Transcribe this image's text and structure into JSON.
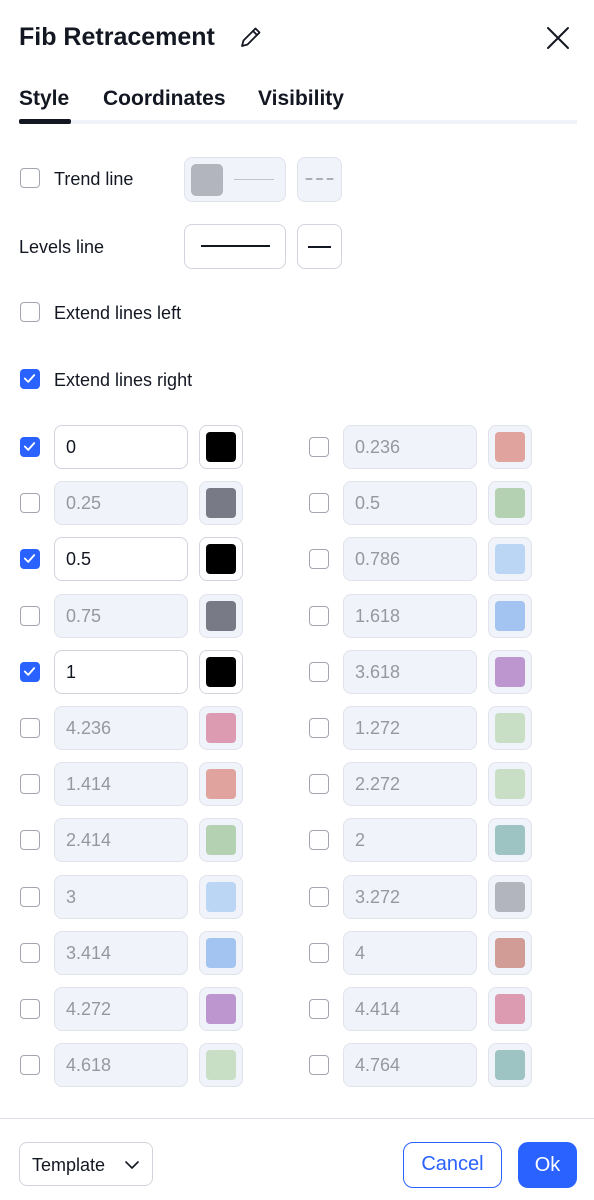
{
  "dialog": {
    "title": "Fib Retracement"
  },
  "tabs": [
    {
      "label": "Style",
      "active": true
    },
    {
      "label": "Coordinates",
      "active": false
    },
    {
      "label": "Visibility",
      "active": false
    }
  ],
  "style": {
    "trend_line": {
      "label": "Trend line",
      "checked": false,
      "color": "#b2b5be"
    },
    "levels_line": {
      "label": "Levels line"
    },
    "extend_left": {
      "label": "Extend lines left",
      "checked": false
    },
    "extend_right": {
      "label": "Extend lines right",
      "checked": true
    }
  },
  "levels_left": [
    {
      "value": "0",
      "enabled": true,
      "color": "#000000"
    },
    {
      "value": "0.25",
      "enabled": false,
      "color": "#787b86"
    },
    {
      "value": "0.5",
      "enabled": true,
      "color": "#000000"
    },
    {
      "value": "0.75",
      "enabled": false,
      "color": "#787b86"
    },
    {
      "value": "1",
      "enabled": true,
      "color": "#000000"
    },
    {
      "value": "4.236",
      "enabled": false,
      "color": "#dc9bb0"
    },
    {
      "value": "1.414",
      "enabled": false,
      "color": "#e0a39d"
    },
    {
      "value": "2.414",
      "enabled": false,
      "color": "#b4d1b1"
    },
    {
      "value": "3",
      "enabled": false,
      "color": "#bbd6f4"
    },
    {
      "value": "3.414",
      "enabled": false,
      "color": "#a3c4f0"
    },
    {
      "value": "4.272",
      "enabled": false,
      "color": "#bd95cf"
    },
    {
      "value": "4.618",
      "enabled": false,
      "color": "#c8dfc6"
    }
  ],
  "levels_right": [
    {
      "value": "0.236",
      "enabled": false,
      "color": "#e0a39d"
    },
    {
      "value": "0.5",
      "enabled": false,
      "color": "#b4d1b1"
    },
    {
      "value": "0.786",
      "enabled": false,
      "color": "#bbd6f4"
    },
    {
      "value": "1.618",
      "enabled": false,
      "color": "#a3c4f0"
    },
    {
      "value": "3.618",
      "enabled": false,
      "color": "#bd95cf"
    },
    {
      "value": "1.272",
      "enabled": false,
      "color": "#c8dfc6"
    },
    {
      "value": "2.272",
      "enabled": false,
      "color": "#c8dfc6"
    },
    {
      "value": "2",
      "enabled": false,
      "color": "#9dc4c3"
    },
    {
      "value": "3.272",
      "enabled": false,
      "color": "#b2b5be"
    },
    {
      "value": "4",
      "enabled": false,
      "color": "#d19b96"
    },
    {
      "value": "4.414",
      "enabled": false,
      "color": "#dc9bb0"
    },
    {
      "value": "4.764",
      "enabled": false,
      "color": "#9dc4c3"
    }
  ],
  "footer": {
    "template_label": "Template",
    "cancel_label": "Cancel",
    "ok_label": "Ok"
  }
}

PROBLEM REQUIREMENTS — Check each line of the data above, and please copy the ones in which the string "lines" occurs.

ANSWER TO THE EXERCISE —
      "label": "Extend lines left",
      "label": "Extend lines right",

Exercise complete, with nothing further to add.